8. Next, Jason uses a valvespring micrometer along with a valvespring cup, retainer and lock to check what height the valvesprings will install at. The springs themselves are spec'd out at 142 pounds on the seat (when the valve is closed) at a height of 1.940 inches. The cam calls for between 120-130 pounds on the seat. After measuring with the retainer, our height came out to 1.949 inches. This means the springs will set up a little taller than spec, giving us a light enough seat pressure to work with our cam. If the measurement had been too short, we would've needed a set of valve locks that would move the retainer up, decreasing seat pressure. If the measurement had been too tall, we would have needed special valvespring shims (easily available from any cam company) and shimmed the spring up to get the required seat pressure.
9. With our measurements set, Jason uses a valvespring compressor to compress the spring so the locks can be installed. Our valvesprings have a max lift of .794 inches, well below the .550-/.570-inch lift of our cam. This means we won't be anywhere near coil bind. Running a spring constantly near coil bind can overstress the spring and cause it to fail prematurely.
10. With the heads fully assembled, they're set down on the block. With our combustion chamber size, pistons, and head gasket thickness, our net compression should be right around 10:1, safe for pump gas but still capable of great power.

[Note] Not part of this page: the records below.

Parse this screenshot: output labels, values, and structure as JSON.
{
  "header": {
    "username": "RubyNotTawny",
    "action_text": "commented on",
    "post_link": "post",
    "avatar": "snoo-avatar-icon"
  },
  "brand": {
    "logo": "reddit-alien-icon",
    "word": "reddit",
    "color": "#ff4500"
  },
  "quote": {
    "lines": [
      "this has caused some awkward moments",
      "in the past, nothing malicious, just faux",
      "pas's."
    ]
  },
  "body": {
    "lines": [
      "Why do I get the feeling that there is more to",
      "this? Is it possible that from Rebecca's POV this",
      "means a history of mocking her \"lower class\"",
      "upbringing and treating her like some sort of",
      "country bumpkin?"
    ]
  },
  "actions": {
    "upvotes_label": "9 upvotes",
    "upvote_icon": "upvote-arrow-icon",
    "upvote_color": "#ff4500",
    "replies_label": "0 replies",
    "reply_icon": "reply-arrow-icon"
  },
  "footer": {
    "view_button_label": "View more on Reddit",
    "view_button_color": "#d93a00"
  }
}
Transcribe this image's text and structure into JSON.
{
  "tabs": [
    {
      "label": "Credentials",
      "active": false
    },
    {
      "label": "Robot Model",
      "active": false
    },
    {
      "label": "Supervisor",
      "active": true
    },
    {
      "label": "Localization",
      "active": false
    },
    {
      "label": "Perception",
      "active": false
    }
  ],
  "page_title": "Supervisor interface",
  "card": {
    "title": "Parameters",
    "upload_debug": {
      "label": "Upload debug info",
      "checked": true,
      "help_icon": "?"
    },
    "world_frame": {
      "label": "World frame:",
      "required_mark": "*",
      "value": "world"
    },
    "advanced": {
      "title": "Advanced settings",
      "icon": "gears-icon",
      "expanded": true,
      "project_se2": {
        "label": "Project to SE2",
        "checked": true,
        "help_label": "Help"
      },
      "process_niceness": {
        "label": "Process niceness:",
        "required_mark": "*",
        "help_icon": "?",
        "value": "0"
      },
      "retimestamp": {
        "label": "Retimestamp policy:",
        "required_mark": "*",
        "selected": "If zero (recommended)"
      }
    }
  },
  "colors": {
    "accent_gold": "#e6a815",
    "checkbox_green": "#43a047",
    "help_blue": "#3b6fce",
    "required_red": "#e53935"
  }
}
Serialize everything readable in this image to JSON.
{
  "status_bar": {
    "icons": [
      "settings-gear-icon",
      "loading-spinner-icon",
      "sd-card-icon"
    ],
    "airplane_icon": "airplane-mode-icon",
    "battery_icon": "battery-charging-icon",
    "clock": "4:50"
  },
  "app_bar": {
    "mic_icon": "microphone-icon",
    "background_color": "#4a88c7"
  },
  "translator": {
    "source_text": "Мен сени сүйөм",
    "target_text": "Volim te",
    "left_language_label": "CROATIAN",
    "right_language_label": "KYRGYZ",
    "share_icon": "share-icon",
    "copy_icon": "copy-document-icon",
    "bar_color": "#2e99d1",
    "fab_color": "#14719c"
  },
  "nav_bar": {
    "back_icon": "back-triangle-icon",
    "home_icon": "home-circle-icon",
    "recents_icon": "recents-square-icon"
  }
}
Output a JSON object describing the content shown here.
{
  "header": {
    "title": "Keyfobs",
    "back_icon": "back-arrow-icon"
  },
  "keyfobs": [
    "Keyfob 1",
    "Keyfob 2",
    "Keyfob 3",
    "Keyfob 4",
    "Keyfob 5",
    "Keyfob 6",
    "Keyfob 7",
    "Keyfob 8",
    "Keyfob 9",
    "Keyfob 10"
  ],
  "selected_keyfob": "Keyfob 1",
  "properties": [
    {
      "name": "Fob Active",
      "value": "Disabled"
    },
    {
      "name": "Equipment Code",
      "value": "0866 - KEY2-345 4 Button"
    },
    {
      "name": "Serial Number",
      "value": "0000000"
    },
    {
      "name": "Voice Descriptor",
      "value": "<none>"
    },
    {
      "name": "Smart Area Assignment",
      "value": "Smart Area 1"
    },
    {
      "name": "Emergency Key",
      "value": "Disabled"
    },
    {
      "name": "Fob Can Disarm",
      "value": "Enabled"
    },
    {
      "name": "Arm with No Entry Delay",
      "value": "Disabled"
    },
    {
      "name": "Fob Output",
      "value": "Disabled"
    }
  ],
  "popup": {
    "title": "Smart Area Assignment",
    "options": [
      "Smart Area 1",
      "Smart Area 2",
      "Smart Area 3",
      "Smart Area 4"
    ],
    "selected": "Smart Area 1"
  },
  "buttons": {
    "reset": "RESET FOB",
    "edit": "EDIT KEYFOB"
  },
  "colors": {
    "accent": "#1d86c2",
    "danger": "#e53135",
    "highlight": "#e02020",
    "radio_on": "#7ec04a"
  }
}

11. With the heads in place, our ARP head bolts are installed, after using thread sealer on the bolts that go into the block's water jackets. If you don't use sealer on these bolts, you could end up with water seeping into the oil and combustion chamber. On the bolts that don't hit water, ARP's thread lube was used, along with using it under the heads of all the washers.